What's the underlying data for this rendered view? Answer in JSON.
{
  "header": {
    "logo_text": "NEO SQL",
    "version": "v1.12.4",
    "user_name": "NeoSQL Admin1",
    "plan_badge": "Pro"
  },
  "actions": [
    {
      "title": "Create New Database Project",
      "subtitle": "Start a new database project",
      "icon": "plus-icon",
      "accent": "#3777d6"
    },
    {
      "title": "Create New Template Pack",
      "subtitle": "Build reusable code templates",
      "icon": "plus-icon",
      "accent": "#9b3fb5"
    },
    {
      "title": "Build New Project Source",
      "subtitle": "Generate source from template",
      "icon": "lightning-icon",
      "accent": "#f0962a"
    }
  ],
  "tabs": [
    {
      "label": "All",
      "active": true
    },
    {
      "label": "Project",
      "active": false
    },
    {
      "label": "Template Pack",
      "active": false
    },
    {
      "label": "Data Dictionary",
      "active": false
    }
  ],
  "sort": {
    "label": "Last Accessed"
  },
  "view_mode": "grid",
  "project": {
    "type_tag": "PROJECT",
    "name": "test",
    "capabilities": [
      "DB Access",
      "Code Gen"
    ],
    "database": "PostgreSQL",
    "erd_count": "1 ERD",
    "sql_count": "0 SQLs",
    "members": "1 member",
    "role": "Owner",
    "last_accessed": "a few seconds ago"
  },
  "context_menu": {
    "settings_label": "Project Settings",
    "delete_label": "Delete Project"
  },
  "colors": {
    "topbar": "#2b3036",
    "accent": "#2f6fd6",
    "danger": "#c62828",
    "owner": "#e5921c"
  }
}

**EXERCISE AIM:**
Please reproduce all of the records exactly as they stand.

**WRITTEN ANSWER:**
What's the underlying data for this rendered view? Answer in JSON.
{
  "header": {
    "logo_text": "NEO SQL",
    "version": "v1.12.4",
    "user_name": "NeoSQL Admin1",
    "plan_badge": "Pro"
  },
  "actions": [
    {
      "title": "Create New Database Project",
      "subtitle": "Start a new database project",
      "icon": "plus-icon",
      "accent": "#3777d6"
    },
    {
      "title": "Create New Template Pack",
      "subtitle": "Build reusable code templates",
      "icon": "plus-icon",
      "accent": "#9b3fb5"
    },
    {
      "title": "Build New Project Source",
      "subtitle": "Generate source from template",
      "icon": "lightning-icon",
      "accent": "#f0962a"
    }
  ],
  "tabs": [
    {
      "label": "All",
      "active": true
    },
    {
      "label": "Project",
      "active": false
    },
    {
      "label": "Template Pack",
      "active": false
    },
    {
      "label": "Data Dictionary",
      "active": false
    }
  ],
  "sort": {
    "label": "Last Accessed"
  },
  "view_mode": "grid",
  "project": {
    "type_tag": "PROJECT",
    "name": "test",
    "capabilities": [
      "DB Access",
      "Code Gen"
    ],
    "database": "PostgreSQL",
    "erd_count": "1 ERD",
    "sql_count": "0 SQLs",
    "members": "1 member",
    "role": "Owner",
    "last_accessed": "a few seconds ago"
  },
  "context_menu": {
    "settings_label": "Project Settings",
    "delete_label": "Delete Project"
  },
  "colors": {
    "topbar": "#2b3036",
    "accent": "#2f6fd6",
    "danger": "#c62828",
    "owner": "#e5921c"
  }
}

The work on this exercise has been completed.